I’m not even going to try, here. Let’s just admire the contrasting colors.

I’m guessing this is some genus of Persicaria, or smartweed. There are 30-some species in that group. One of them has to be this color, right?

I feel comfortable with this one, it’s white snakeroot (Ageratina altissima):

I was rather surprised to find honeysuckle blooming this late in the year. I was pleased. It should bloom more. And, if not, this should be a sign of the new spring. It is almost springtime, right?

Look at this Yellow wingstem (Verbesina alternifolia), so full of life and promise:

Your standard issue bunch of goldenrod.

On our Sunday walk I heard this doe before I saw her. I don’t think that happens very often. She stood and stared for a long time, and let me get within about 15 feet before she calmly walked off.

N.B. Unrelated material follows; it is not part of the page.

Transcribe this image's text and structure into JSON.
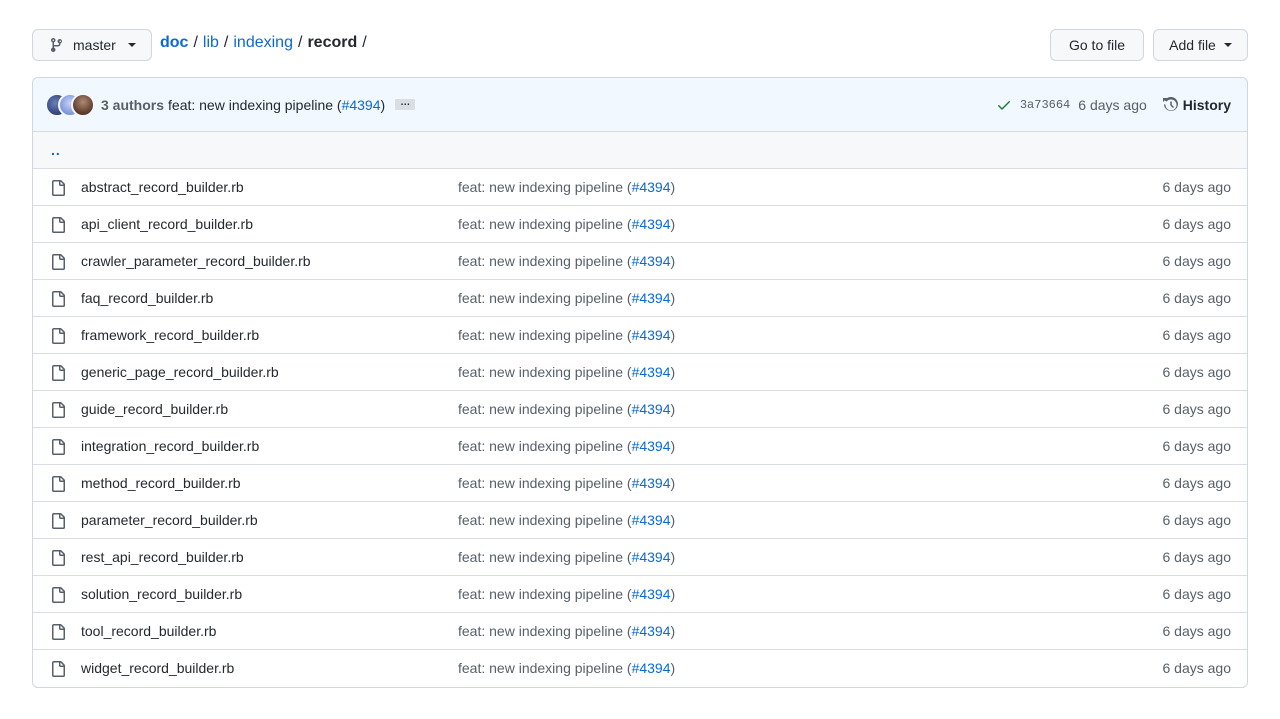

I did not see the deer that was with her, which had stayed very still, until they both walked away.

We had a big video chat this evening with a Pulitzer Prize winner. Elizabeth Kolbert joined us via Zoom as part of the fall 2021 Themester, “Resilience.” Her Prize-winning book — The Sixth Extinction: An Unnatural History, covers mass extinctions She has a new book, Under a White Sky: The Nature of the Future, which was released a bit earlier this year.

The interview went well, after it got started. I’ve queued it to the beginning.

It’s always fun working on someone else’s projects.